Web page and app entries:
-=-=-=-=-

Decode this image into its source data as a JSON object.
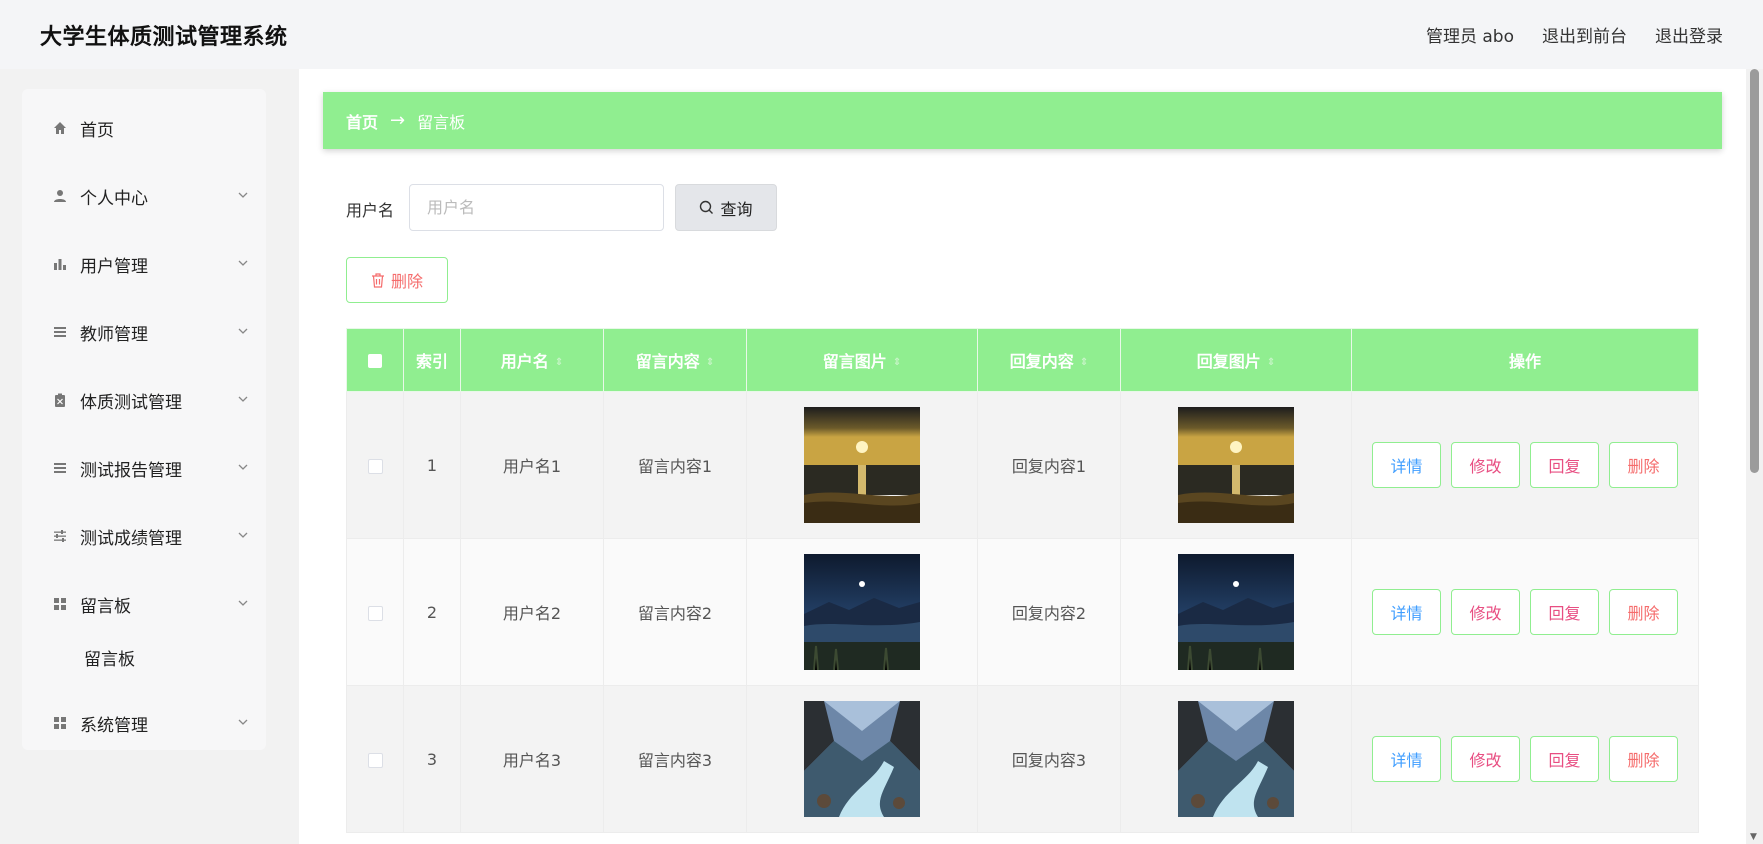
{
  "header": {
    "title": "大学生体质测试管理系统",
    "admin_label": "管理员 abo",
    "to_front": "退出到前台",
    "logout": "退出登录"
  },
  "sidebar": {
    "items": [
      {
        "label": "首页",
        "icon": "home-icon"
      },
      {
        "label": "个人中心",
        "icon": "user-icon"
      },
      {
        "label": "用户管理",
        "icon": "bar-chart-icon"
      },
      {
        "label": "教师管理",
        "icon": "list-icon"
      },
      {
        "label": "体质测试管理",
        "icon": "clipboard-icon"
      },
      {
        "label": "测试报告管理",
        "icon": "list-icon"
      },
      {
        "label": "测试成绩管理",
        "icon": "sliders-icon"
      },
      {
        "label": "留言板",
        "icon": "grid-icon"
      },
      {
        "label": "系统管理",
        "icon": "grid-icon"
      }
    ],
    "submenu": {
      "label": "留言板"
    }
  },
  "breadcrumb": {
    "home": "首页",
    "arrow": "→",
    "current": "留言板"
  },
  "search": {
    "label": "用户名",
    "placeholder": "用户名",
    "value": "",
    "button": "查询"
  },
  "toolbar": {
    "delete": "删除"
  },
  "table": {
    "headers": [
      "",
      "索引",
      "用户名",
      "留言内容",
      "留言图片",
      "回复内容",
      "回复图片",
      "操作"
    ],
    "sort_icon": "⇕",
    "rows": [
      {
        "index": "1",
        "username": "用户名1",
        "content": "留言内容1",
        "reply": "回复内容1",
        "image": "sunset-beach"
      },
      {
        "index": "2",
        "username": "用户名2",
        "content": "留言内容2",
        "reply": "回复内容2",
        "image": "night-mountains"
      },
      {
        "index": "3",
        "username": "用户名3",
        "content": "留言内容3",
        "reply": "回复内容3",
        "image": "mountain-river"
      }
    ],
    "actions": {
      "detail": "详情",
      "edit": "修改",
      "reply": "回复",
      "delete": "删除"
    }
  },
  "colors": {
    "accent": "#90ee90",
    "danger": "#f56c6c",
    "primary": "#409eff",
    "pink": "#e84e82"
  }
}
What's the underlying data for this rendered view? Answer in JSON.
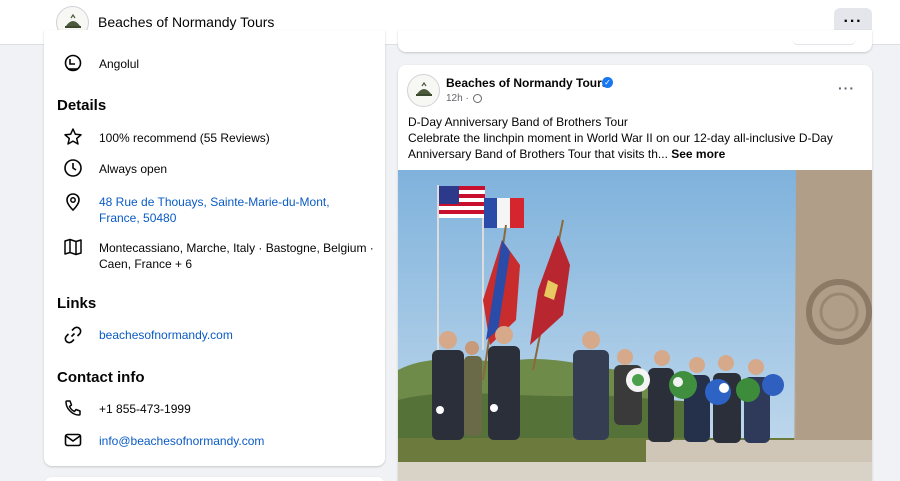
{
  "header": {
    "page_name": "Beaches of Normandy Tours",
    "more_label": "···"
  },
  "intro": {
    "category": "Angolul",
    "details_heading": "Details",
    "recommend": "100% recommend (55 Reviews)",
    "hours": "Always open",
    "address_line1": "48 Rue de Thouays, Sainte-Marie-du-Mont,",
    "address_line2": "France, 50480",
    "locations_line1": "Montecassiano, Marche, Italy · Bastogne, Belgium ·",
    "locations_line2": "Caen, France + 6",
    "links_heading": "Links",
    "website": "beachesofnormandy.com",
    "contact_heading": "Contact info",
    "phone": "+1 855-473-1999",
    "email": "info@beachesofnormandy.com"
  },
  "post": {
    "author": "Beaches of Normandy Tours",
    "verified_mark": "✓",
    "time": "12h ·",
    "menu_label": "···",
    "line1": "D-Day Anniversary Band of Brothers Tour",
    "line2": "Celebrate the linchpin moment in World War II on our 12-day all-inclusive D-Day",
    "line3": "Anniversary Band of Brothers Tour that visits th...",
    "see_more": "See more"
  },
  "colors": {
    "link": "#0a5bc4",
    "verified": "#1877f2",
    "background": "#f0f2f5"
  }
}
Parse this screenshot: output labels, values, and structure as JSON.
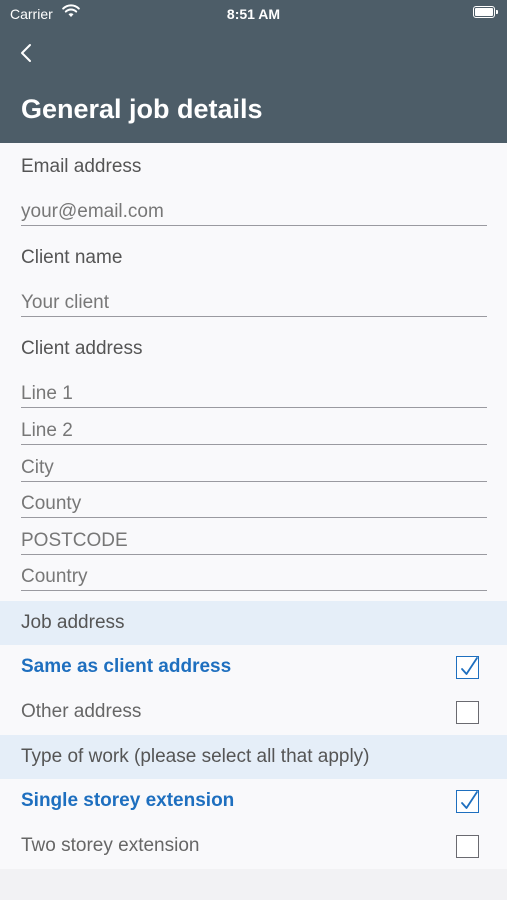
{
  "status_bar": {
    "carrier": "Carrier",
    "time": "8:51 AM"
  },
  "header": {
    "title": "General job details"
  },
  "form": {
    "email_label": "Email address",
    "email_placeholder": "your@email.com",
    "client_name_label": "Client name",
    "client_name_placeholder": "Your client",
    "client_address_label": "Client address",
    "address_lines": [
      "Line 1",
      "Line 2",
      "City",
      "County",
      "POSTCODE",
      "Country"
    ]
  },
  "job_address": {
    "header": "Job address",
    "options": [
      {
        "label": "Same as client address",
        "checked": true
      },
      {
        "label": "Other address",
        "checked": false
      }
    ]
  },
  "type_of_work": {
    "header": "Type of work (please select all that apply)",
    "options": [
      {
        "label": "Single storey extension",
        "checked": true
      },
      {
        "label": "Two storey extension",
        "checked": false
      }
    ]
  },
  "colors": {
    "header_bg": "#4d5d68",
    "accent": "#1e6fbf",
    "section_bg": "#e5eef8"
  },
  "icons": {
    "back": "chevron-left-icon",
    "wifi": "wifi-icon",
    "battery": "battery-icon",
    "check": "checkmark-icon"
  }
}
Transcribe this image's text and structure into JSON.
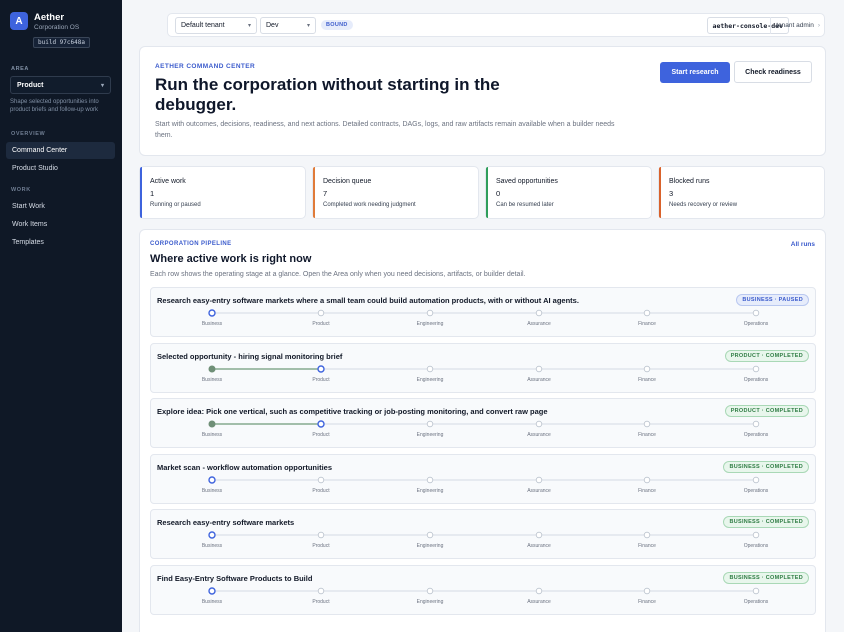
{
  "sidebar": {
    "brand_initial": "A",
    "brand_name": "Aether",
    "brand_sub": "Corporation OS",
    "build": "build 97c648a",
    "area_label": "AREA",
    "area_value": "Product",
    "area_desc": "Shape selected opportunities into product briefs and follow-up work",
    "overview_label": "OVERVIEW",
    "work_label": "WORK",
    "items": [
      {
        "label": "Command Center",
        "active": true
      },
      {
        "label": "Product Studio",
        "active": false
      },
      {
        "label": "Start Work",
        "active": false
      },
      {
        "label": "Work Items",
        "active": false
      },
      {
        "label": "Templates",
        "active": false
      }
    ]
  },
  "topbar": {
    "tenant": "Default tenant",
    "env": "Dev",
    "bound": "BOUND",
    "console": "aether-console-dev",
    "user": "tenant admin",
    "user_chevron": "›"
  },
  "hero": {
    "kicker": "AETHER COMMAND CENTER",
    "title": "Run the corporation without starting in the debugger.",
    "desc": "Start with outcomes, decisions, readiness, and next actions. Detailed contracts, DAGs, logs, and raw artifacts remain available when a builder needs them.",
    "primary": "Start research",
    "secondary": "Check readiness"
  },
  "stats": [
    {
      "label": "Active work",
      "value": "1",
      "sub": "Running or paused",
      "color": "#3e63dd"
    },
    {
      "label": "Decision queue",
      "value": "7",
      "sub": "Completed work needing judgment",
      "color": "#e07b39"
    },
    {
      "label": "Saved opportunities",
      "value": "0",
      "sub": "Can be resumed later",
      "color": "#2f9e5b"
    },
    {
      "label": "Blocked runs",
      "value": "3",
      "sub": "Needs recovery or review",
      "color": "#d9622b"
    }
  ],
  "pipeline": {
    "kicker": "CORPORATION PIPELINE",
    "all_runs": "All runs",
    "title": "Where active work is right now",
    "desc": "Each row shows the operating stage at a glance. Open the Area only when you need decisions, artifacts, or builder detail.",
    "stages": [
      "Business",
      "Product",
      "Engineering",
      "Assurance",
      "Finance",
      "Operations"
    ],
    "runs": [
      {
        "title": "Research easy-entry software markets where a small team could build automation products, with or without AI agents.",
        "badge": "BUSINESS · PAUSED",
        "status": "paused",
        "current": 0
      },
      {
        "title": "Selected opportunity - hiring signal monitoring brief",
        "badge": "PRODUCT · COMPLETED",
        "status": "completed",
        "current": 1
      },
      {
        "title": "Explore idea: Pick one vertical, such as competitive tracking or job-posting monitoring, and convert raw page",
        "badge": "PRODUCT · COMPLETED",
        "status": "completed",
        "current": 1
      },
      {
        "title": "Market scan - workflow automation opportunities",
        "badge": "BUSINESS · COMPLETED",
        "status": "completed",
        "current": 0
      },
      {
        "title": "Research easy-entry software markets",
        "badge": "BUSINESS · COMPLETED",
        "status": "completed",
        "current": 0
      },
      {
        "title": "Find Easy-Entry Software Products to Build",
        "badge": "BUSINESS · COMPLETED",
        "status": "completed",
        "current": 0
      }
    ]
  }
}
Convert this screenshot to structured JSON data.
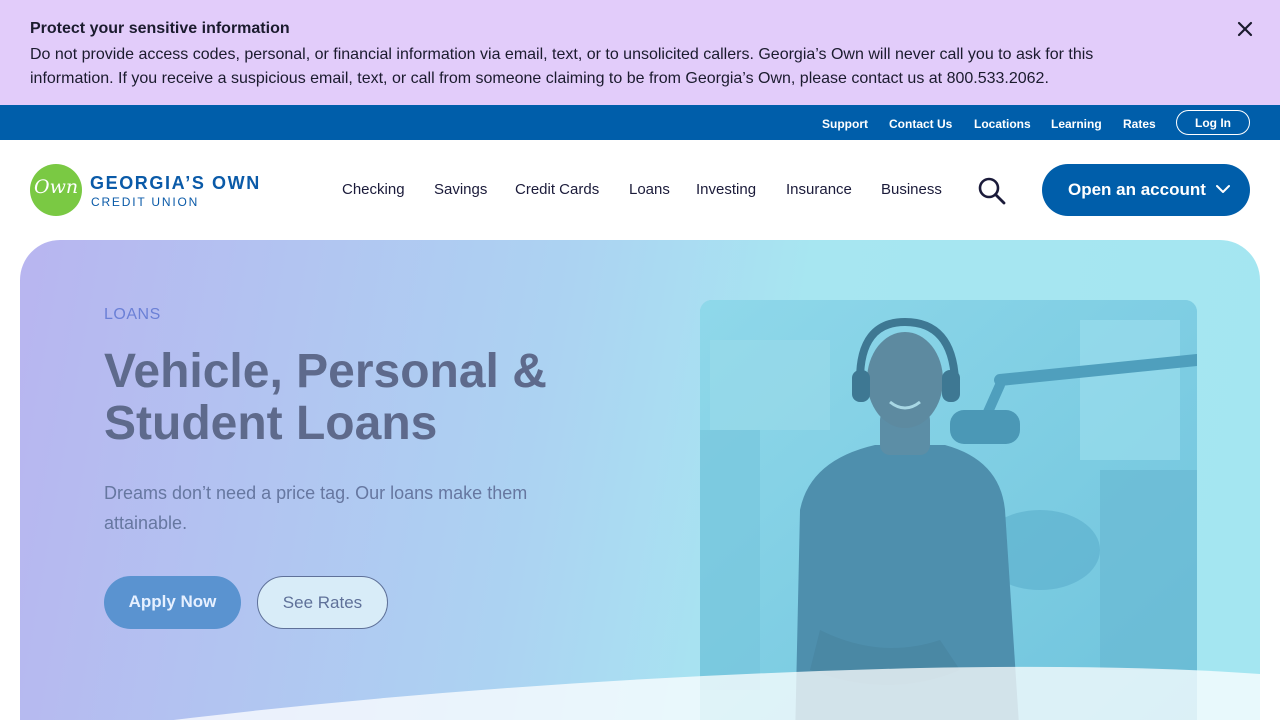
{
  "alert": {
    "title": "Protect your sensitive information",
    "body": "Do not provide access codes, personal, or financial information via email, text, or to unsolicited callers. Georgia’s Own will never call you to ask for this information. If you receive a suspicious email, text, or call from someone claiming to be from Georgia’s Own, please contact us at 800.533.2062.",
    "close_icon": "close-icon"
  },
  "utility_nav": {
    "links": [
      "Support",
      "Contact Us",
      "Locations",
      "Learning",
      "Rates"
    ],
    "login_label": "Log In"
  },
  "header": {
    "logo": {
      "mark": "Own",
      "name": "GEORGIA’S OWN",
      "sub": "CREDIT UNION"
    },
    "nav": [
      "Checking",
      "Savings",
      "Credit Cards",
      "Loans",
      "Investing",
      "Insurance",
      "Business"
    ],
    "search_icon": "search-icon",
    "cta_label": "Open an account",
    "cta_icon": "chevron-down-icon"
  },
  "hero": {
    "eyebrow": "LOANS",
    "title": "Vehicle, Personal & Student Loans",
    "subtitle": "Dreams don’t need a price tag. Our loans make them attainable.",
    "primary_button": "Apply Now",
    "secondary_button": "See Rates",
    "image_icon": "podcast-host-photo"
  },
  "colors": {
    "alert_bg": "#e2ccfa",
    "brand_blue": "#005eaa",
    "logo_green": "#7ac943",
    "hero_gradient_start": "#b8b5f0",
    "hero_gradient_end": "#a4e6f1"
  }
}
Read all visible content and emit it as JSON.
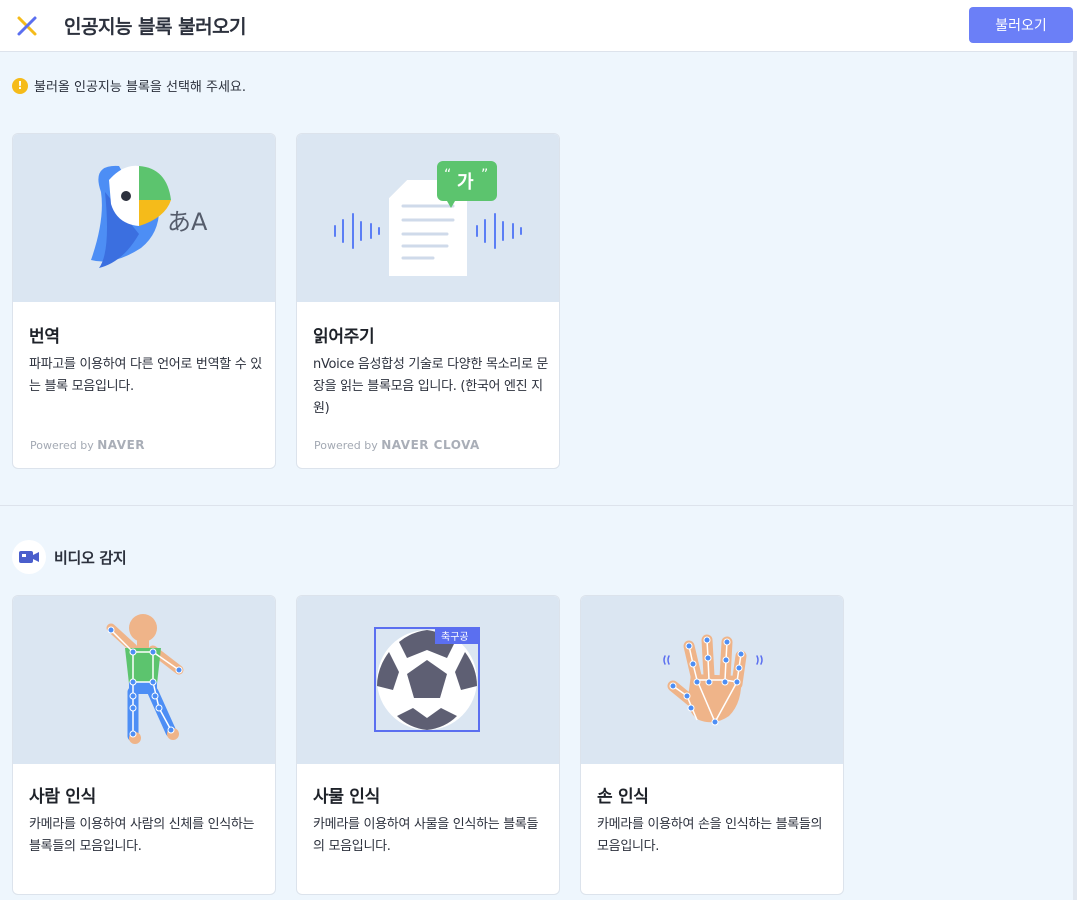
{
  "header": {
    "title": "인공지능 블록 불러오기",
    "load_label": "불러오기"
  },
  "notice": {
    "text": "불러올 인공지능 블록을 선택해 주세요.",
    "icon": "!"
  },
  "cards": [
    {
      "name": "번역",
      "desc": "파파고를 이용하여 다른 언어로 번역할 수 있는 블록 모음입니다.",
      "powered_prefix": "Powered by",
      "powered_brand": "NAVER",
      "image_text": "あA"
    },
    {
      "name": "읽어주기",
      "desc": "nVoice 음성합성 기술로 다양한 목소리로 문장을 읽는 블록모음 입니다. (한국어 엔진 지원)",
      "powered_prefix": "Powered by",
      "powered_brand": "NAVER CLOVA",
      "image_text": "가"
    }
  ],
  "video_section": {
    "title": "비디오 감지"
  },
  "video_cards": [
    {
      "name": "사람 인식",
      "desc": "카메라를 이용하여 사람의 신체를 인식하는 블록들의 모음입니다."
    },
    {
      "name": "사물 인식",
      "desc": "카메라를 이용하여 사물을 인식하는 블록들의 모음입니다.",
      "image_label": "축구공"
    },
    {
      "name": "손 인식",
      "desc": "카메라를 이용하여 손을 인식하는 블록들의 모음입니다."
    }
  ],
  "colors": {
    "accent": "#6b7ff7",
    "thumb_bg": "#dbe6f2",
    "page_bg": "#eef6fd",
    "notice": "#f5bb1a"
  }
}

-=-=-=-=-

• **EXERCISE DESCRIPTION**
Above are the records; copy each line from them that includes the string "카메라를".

• **REPLY TO THE EXERCISE**
      "desc": "카메라를 이용하여 사람의 신체를 인식하는 블록들의 모음입니다."
      "desc": "카메라를 이용하여 사물을 인식하는 블록들의 모음입니다.",
      "desc": "카메라를 이용하여 손을 인식하는 블록들의 모음입니다."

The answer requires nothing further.